Sharp pains shot through Emmanuel Jean-Francois's thigh and calf muscles as he raced the length of the summer basketball court. As punishment for losing one-on-one drills against former Potomac players, he had to complete each of seven wind sprints in fewer than nine seconds. Approaching the baseline on the final stretch, he gasped.
"Nine seconds pass so quickly," he said. "Every time I lost a drill, I had to run from one baseline to the other and back in nine seconds, take a few second break and do it again until I did it seven times. And then we'd play again, and every day I'd end up running around 20 sprints. My whole body hurt."

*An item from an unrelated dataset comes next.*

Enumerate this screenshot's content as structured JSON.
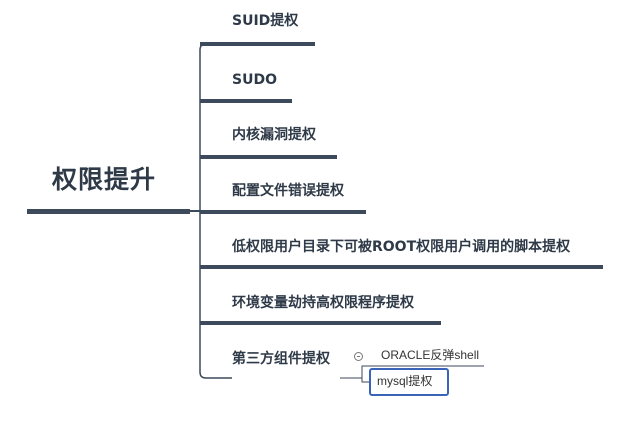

The physical strain the 6-foot-3, 175-pound shooting guard endured during the summer, however, has proved worthwhile this winter. Conditioning is a major reason for Jean-Francois's transformation from role player to one of Prince George's County's best.
He averaged 7.2 points and one assist per game as a junior, but with a stronger physique and resolve, began this week with stellar statistics -- 16.2 points, 5 assists, 3 rebounds and 3 steals per game.

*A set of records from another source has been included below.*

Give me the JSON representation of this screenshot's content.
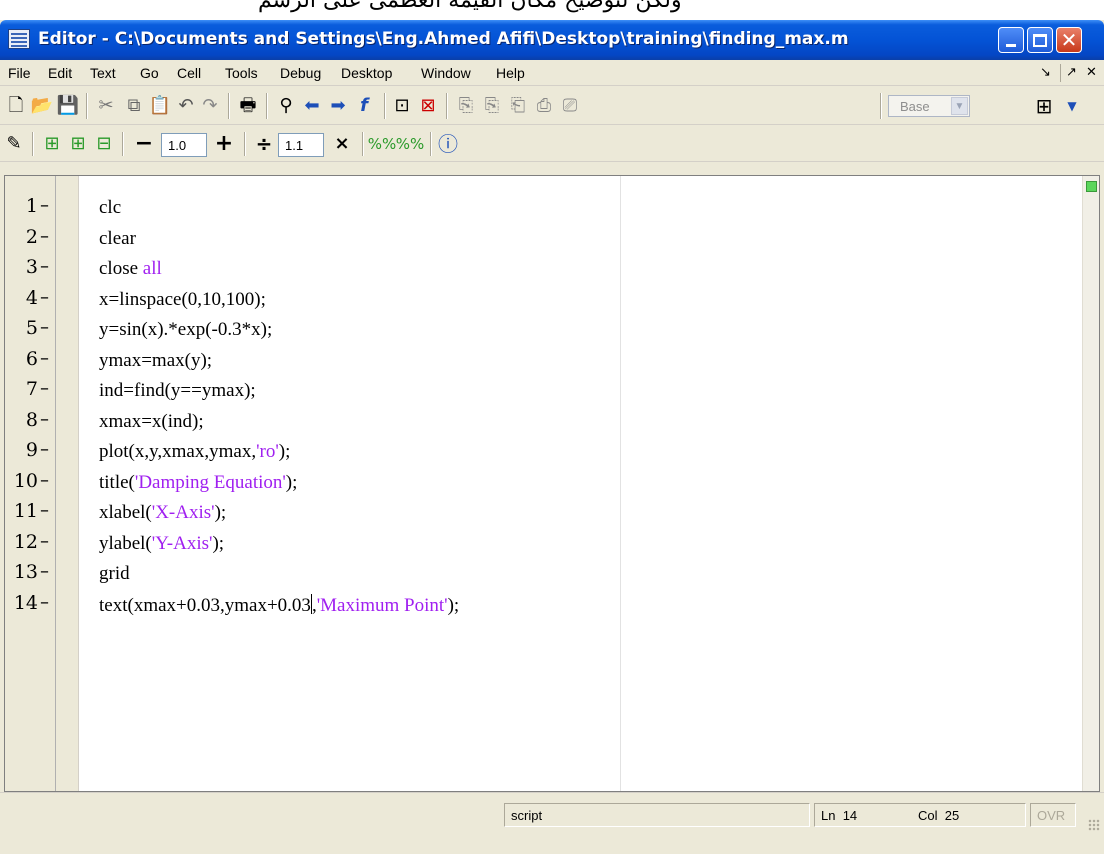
{
  "top_clipped_text": "ولكن لتوضيح مكان القيمة العظمى على الرسم",
  "window": {
    "title": "Editor - C:\\Documents and Settings\\Eng.Ahmed Afifi\\Desktop\\training\\finding_max.m"
  },
  "menu": {
    "items": [
      "File",
      "Edit",
      "Text",
      "Go",
      "Cell",
      "Tools",
      "Debug",
      "Desktop",
      "Window",
      "Help"
    ],
    "undock_icon": "undock-arrow-icon",
    "maximize_icon": "expand-arrow-icon",
    "close_icon": "close-x-icon"
  },
  "toolbar": {
    "stack_value": "Base",
    "layout_icon": "tile-grid-icon"
  },
  "cell_toolbar": {
    "decrement_symbol": "−",
    "increment_value": "1.0",
    "increment_symbol": "+",
    "divide_symbol": "÷",
    "multiply_value": "1.1",
    "multiply_symbol": "×"
  },
  "editor": {
    "lines": [
      {
        "num": "1",
        "parts": [
          {
            "t": "clc",
            "s": false
          }
        ]
      },
      {
        "num": "2",
        "parts": [
          {
            "t": "clear",
            "s": false
          }
        ]
      },
      {
        "num": "3",
        "parts": [
          {
            "t": "close ",
            "s": false
          },
          {
            "t": "all",
            "s": true
          }
        ]
      },
      {
        "num": "4",
        "parts": [
          {
            "t": "x=linspace(0,10,100);",
            "s": false
          }
        ]
      },
      {
        "num": "5",
        "parts": [
          {
            "t": "y=sin(x).*exp(-0.3*x);",
            "s": false
          }
        ]
      },
      {
        "num": "6",
        "parts": [
          {
            "t": "ymax=max(y);",
            "s": false
          }
        ]
      },
      {
        "num": "7",
        "parts": [
          {
            "t": "ind=find(y==ymax);",
            "s": false
          }
        ]
      },
      {
        "num": "8",
        "parts": [
          {
            "t": "xmax=x(ind);",
            "s": false
          }
        ]
      },
      {
        "num": "9",
        "parts": [
          {
            "t": "plot(x,y,xmax,ymax,",
            "s": false
          },
          {
            "t": "'ro'",
            "s": true
          },
          {
            "t": ");",
            "s": false
          }
        ]
      },
      {
        "num": "10",
        "parts": [
          {
            "t": "title(",
            "s": false
          },
          {
            "t": "'Damping Equation'",
            "s": true
          },
          {
            "t": ");",
            "s": false
          }
        ]
      },
      {
        "num": "11",
        "parts": [
          {
            "t": "xlabel(",
            "s": false
          },
          {
            "t": "'X-Axis'",
            "s": true
          },
          {
            "t": ");",
            "s": false
          }
        ]
      },
      {
        "num": "12",
        "parts": [
          {
            "t": "ylabel(",
            "s": false
          },
          {
            "t": "'Y-Axis'",
            "s": true
          },
          {
            "t": ");",
            "s": false
          }
        ]
      },
      {
        "num": "13",
        "parts": [
          {
            "t": "grid",
            "s": false
          }
        ]
      },
      {
        "num": "14",
        "parts": [
          {
            "t": "text(xmax+0.03,ymax+0.03",
            "s": false
          },
          {
            "t": "|",
            "s": false,
            "cursor": true
          },
          {
            "t": ",",
            "s": false
          },
          {
            "t": "'Maximum Point'",
            "s": true
          },
          {
            "t": ");",
            "s": false
          }
        ]
      }
    ],
    "line_dash": "–"
  },
  "status": {
    "mode": "script",
    "ln_label": "Ln",
    "ln_value": "14",
    "col_label": "Col",
    "col_value": "25",
    "ovr": "OVR"
  },
  "colors": {
    "string": "#a020f0",
    "title_bar": "#0453d6",
    "chrome": "#ece9d8"
  }
}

"He was just a contributor for us last year," Potomac Coach Rico Reed said. "There was no one out there who went into a game looking to try to stop Emmanuel Jean-Francois. Now he's getting double-teammed, and teams know they have to stop him. He's certainly getting noticed."
So are Gwynn Park senior guard Edwin Davis, Friendly senior point guard Trevan Jackson and Bowie junior guard Josh Hickson, who lead the list of the county's most-improved offensive players. Each used a different way to shed labels of "role player" and "contributor" and move into the spotlight.
Davis might be the area's most improved player. The 6-foot, 170-pounder averaged just six points per game last season and never scored more than 15. But his average now 24.3 points per game, and he had scored at least 15 points in 11 of the first 12 games.
"Last year, I knew what Edwin was capable of doing because he did make some clutch shots, but we had scoring" with All-Met guard Louis Hinnant and senior guard Darrick Sesker, Gwynn Park Coach Steve Matthews said. "But this year, we didn't have their scoring, and we needed Edwin to fill that void. . . . It was like the torch was passed."
Davis has had a hot hand since the season's outset. "I never thought I'd be scoring like this," he said. "I thought I'd be able to score around 18-20 but not the 23 a game I'm getting now."
Unlike Jean-Francois, who rarely says a word on the court, Davis has emerged as his team's unquestioned leader. He is vocal and sets an example by the way he carries himself in games and practice.
"The biggest I thing I learned from last year's seniors was how to be a leader," Davis said. "If you're the leader, then your teammates are going to act the way you act. I want to be serious all the time, no goofing off during practice or doing anything that sets a bad example."
Jackson said he feels the same way. He took over for Steve Nelson, who graduated, and has guided the third-ranked Patriots into first place in the Prince George's 3A/2A/1A League. They were 8-0 in conference play and 12-0 overall entering this week.
The 6-2, 180-pound Jackson has played point and shooting guard and credits vigorous summer conditioning for his emergence. In the offseason, he improved his bench press from 185 pounds to 225, ran a mile a day and took 1,000 jump shots a week. Not coincidentally, he averages 18.7 points and nine assists per game, marked improvements over the 10.2 points and six assists of last year.
"I had to get tougher because I knew I was going to have to do more for our team this season than last year," Jackson said. "Defenses were going to be a lot more physical with me, and I was going to get double-teammed, which really didn't happen last year."
Jackson's scoring ability, however, is not what has been most impressive to Coach Gerald Moore.
"Trevan's been so unselfish this year," said Moore, whose team began the week with four starters averaging at least 12 points. "He could be scoring a lot more points, but he's keeping everybody involved, and that's why we've been successful this year -- and to me, he's getting overlooked. Trevan has been a leader on this team, and I mean that in every way."
Hickson's transformation is different than those of Jean-Francois, Davis or Jackson, who were starters a year ago. Hickson sat at the end of the Bowie bench, the lone sophomore on a team of 10 seniors and four juniors, and averaged just four points in 18 games. But John Wiley Jr., then junior varsity coach, told him to be patient.
Wiley, now varsity coach, "kept telling me that my time would come," Hickson said, "and he was right, because it has."
The 5-11, 180-pound point guard has made the most of chances this season, averaging 12 points and five assists. He attributes much of his success to spending the summer improving his jump shot, attempting nearly 200 a day at a gym in Bowie.
"I would shoot so many shots that it was hard to lift my arms, and my legs would be really hurting me when I was done," Hickson said. "But that's what I had to do.
"I knew it was my turn now, and I wasn't going to waste it and spend another season sitting on the bench watching someone else play."